--- DATA PROVIDED Enclosed Below ---

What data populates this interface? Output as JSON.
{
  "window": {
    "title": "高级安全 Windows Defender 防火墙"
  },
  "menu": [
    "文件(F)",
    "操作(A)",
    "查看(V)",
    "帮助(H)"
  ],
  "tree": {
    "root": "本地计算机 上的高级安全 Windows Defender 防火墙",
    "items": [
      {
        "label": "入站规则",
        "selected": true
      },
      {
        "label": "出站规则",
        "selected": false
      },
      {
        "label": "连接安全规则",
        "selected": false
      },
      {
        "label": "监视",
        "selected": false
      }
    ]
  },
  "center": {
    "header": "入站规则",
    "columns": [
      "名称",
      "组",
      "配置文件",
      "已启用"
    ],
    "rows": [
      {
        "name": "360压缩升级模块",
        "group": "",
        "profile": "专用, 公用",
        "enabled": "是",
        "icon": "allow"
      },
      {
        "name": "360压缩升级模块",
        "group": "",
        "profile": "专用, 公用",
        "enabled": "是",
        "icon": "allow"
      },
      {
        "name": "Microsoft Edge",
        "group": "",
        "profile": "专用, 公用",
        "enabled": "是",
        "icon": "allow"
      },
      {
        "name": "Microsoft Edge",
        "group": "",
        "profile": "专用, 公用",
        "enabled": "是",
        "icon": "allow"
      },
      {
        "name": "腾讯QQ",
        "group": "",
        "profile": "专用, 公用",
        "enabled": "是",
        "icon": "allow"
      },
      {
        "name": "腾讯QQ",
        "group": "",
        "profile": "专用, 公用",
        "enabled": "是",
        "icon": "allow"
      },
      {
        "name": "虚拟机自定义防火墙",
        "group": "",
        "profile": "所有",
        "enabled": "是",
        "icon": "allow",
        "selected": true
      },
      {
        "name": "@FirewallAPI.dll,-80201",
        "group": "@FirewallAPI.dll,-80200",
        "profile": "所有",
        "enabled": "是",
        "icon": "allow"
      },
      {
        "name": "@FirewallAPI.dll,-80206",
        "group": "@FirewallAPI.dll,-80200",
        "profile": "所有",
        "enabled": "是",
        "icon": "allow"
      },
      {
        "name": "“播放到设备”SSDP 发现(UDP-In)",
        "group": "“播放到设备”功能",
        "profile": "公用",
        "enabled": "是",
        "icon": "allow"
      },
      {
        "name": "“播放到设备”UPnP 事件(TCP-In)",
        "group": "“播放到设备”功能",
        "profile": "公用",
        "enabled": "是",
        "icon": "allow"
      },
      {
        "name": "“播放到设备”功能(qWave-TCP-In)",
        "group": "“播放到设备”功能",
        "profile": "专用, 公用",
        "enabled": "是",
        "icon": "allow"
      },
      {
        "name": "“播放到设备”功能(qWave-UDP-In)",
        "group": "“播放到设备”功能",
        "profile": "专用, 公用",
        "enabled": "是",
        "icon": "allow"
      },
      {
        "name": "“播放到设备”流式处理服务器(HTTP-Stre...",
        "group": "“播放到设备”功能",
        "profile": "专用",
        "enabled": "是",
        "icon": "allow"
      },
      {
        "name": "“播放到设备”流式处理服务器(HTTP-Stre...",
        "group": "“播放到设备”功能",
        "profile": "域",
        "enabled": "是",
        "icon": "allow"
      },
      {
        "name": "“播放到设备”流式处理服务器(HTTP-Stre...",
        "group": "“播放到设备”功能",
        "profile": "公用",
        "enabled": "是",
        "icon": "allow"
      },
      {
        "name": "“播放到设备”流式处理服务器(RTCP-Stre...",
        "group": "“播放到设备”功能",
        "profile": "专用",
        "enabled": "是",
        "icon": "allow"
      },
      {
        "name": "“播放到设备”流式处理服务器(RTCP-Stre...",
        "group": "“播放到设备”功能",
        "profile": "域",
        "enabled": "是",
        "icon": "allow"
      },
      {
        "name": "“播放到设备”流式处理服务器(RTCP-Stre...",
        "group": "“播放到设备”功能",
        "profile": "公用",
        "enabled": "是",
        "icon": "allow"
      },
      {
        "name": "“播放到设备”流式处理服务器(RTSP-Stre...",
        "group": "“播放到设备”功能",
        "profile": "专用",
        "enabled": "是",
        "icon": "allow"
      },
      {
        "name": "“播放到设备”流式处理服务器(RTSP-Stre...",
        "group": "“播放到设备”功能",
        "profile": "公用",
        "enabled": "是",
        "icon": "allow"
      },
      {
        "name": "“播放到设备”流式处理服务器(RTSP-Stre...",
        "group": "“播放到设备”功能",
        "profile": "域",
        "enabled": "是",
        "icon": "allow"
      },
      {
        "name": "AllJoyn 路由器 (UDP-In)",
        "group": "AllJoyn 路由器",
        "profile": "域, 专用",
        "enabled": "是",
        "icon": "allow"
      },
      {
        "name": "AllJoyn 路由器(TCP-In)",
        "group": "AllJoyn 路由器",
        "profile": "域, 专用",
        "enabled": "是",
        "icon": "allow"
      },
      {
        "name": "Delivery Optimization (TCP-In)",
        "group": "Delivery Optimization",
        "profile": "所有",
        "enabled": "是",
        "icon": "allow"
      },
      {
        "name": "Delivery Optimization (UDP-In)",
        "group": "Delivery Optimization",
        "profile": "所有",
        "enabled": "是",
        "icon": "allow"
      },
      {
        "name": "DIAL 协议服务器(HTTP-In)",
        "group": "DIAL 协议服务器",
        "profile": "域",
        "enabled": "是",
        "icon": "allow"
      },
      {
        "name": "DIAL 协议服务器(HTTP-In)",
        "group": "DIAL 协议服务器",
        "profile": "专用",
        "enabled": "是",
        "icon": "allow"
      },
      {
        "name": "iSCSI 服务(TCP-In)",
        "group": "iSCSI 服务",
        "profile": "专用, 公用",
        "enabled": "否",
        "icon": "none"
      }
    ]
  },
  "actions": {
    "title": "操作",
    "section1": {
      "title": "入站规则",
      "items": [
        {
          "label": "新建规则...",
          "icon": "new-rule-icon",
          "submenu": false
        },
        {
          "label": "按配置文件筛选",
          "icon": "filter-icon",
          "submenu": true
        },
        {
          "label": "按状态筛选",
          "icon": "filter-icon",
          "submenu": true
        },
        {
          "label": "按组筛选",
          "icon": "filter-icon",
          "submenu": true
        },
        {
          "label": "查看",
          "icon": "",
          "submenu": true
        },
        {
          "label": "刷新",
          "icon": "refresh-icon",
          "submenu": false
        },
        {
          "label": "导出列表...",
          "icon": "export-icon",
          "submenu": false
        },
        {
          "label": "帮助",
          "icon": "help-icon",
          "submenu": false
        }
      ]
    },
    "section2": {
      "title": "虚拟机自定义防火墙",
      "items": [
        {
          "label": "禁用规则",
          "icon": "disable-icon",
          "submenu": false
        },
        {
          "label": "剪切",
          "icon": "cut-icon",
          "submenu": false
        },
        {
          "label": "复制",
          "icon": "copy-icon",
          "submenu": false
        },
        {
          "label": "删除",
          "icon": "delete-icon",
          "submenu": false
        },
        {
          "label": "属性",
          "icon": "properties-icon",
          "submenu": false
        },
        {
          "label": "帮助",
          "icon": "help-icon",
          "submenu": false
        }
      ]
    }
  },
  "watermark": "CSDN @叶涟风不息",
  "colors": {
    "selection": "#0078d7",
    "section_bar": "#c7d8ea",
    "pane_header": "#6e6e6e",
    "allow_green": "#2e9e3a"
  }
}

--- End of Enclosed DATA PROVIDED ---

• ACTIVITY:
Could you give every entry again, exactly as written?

• TASK OUTPUT:
What data populates this interface? Output as JSON.
{
  "window": {
    "title": "高级安全 Windows Defender 防火墙"
  },
  "menu": [
    "文件(F)",
    "操作(A)",
    "查看(V)",
    "帮助(H)"
  ],
  "tree": {
    "root": "本地计算机 上的高级安全 Windows Defender 防火墙",
    "items": [
      {
        "label": "入站规则",
        "selected": true
      },
      {
        "label": "出站规则",
        "selected": false
      },
      {
        "label": "连接安全规则",
        "selected": false
      },
      {
        "label": "监视",
        "selected": false
      }
    ]
  },
  "center": {
    "header": "入站规则",
    "columns": [
      "名称",
      "组",
      "配置文件",
      "已启用"
    ],
    "rows": [
      {
        "name": "360压缩升级模块",
        "group": "",
        "profile": "专用, 公用",
        "enabled": "是",
        "icon": "allow"
      },
      {
        "name": "360压缩升级模块",
        "group": "",
        "profile": "专用, 公用",
        "enabled": "是",
        "icon": "allow"
      },
      {
        "name": "Microsoft Edge",
        "group": "",
        "profile": "专用, 公用",
        "enabled": "是",
        "icon": "allow"
      },
      {
        "name": "Microsoft Edge",
        "group": "",
        "profile": "专用, 公用",
        "enabled": "是",
        "icon": "allow"
      },
      {
        "name": "腾讯QQ",
        "group": "",
        "profile": "专用, 公用",
        "enabled": "是",
        "icon": "allow"
      },
      {
        "name": "腾讯QQ",
        "group": "",
        "profile": "专用, 公用",
        "enabled": "是",
        "icon": "allow"
      },
      {
        "name": "虚拟机自定义防火墙",
        "group": "",
        "profile": "所有",
        "enabled": "是",
        "icon": "allow",
        "selected": true
      },
      {
        "name": "@FirewallAPI.dll,-80201",
        "group": "@FirewallAPI.dll,-80200",
        "profile": "所有",
        "enabled": "是",
        "icon": "allow"
      },
      {
        "name": "@FirewallAPI.dll,-80206",
        "group": "@FirewallAPI.dll,-80200",
        "profile": "所有",
        "enabled": "是",
        "icon": "allow"
      },
      {
        "name": "“播放到设备”SSDP 发现(UDP-In)",
        "group": "“播放到设备”功能",
        "profile": "公用",
        "enabled": "是",
        "icon": "allow"
      },
      {
        "name": "“播放到设备”UPnP 事件(TCP-In)",
        "group": "“播放到设备”功能",
        "profile": "公用",
        "enabled": "是",
        "icon": "allow"
      },
      {
        "name": "“播放到设备”功能(qWave-TCP-In)",
        "group": "“播放到设备”功能",
        "profile": "专用, 公用",
        "enabled": "是",
        "icon": "allow"
      },
      {
        "name": "“播放到设备”功能(qWave-UDP-In)",
        "group": "“播放到设备”功能",
        "profile": "专用, 公用",
        "enabled": "是",
        "icon": "allow"
      },
      {
        "name": "“播放到设备”流式处理服务器(HTTP-Stre...",
        "group": "“播放到设备”功能",
        "profile": "专用",
        "enabled": "是",
        "icon": "allow"
      },
      {
        "name": "“播放到设备”流式处理服务器(HTTP-Stre...",
        "group": "“播放到设备”功能",
        "profile": "域",
        "enabled": "是",
        "icon": "allow"
      },
      {
        "name": "“播放到设备”流式处理服务器(HTTP-Stre...",
        "group": "“播放到设备”功能",
        "profile": "公用",
        "enabled": "是",
        "icon": "allow"
      },
      {
        "name": "“播放到设备”流式处理服务器(RTCP-Stre...",
        "group": "“播放到设备”功能",
        "profile": "专用",
        "enabled": "是",
        "icon": "allow"
      },
      {
        "name": "“播放到设备”流式处理服务器(RTCP-Stre...",
        "group": "“播放到设备”功能",
        "profile": "域",
        "enabled": "是",
        "icon": "allow"
      },
      {
        "name": "“播放到设备”流式处理服务器(RTCP-Stre...",
        "group": "“播放到设备”功能",
        "profile": "公用",
        "enabled": "是",
        "icon": "allow"
      },
      {
        "name": "“播放到设备”流式处理服务器(RTSP-Stre...",
        "group": "“播放到设备”功能",
        "profile": "专用",
        "enabled": "是",
        "icon": "allow"
      },
      {
        "name": "“播放到设备”流式处理服务器(RTSP-Stre...",
        "group": "“播放到设备”功能",
        "profile": "公用",
        "enabled": "是",
        "icon": "allow"
      },
      {
        "name": "“播放到设备”流式处理服务器(RTSP-Stre...",
        "group": "“播放到设备”功能",
        "profile": "域",
        "enabled": "是",
        "icon": "allow"
      },
      {
        "name": "AllJoyn 路由器 (UDP-In)",
        "group": "AllJoyn 路由器",
        "profile": "域, 专用",
        "enabled": "是",
        "icon": "allow"
      },
      {
        "name": "AllJoyn 路由器(TCP-In)",
        "group": "AllJoyn 路由器",
        "profile": "域, 专用",
        "enabled": "是",
        "icon": "allow"
      },
      {
        "name": "Delivery Optimization (TCP-In)",
        "group": "Delivery Optimization",
        "profile": "所有",
        "enabled": "是",
        "icon": "allow"
      },
      {
        "name": "Delivery Optimization (UDP-In)",
        "group": "Delivery Optimization",
        "profile": "所有",
        "enabled": "是",
        "icon": "allow"
      },
      {
        "name": "DIAL 协议服务器(HTTP-In)",
        "group": "DIAL 协议服务器",
        "profile": "域",
        "enabled": "是",
        "icon": "allow"
      },
      {
        "name": "DIAL 协议服务器(HTTP-In)",
        "group": "DIAL 协议服务器",
        "profile": "专用",
        "enabled": "是",
        "icon": "allow"
      },
      {
        "name": "iSCSI 服务(TCP-In)",
        "group": "iSCSI 服务",
        "profile": "专用, 公用",
        "enabled": "否",
        "icon": "none"
      }
    ]
  },
  "actions": {
    "title": "操作",
    "section1": {
      "title": "入站规则",
      "items": [
        {
          "label": "新建规则...",
          "icon": "new-rule-icon",
          "submenu": false
        },
        {
          "label": "按配置文件筛选",
          "icon": "filter-icon",
          "submenu": true
        },
        {
          "label": "按状态筛选",
          "icon": "filter-icon",
          "submenu": true
        },
        {
          "label": "按组筛选",
          "icon": "filter-icon",
          "submenu": true
        },
        {
          "label": "查看",
          "icon": "",
          "submenu": true
        },
        {
          "label": "刷新",
          "icon": "refresh-icon",
          "submenu": false
        },
        {
          "label": "导出列表...",
          "icon": "export-icon",
          "submenu": false
        },
        {
          "label": "帮助",
          "icon": "help-icon",
          "submenu": false
        }
      ]
    },
    "section2": {
      "title": "虚拟机自定义防火墙",
      "items": [
        {
          "label": "禁用规则",
          "icon": "disable-icon",
          "submenu": false
        },
        {
          "label": "剪切",
          "icon": "cut-icon",
          "submenu": false
        },
        {
          "label": "复制",
          "icon": "copy-icon",
          "submenu": false
        },
        {
          "label": "删除",
          "icon": "delete-icon",
          "submenu": false
        },
        {
          "label": "属性",
          "icon": "properties-icon",
          "submenu": false
        },
        {
          "label": "帮助",
          "icon": "help-icon",
          "submenu": false
        }
      ]
    }
  },
  "watermark": "CSDN @叶涟风不息",
  "colors": {
    "selection": "#0078d7",
    "section_bar": "#c7d8ea",
    "pane_header": "#6e6e6e",
    "allow_green": "#2e9e3a"
  }
}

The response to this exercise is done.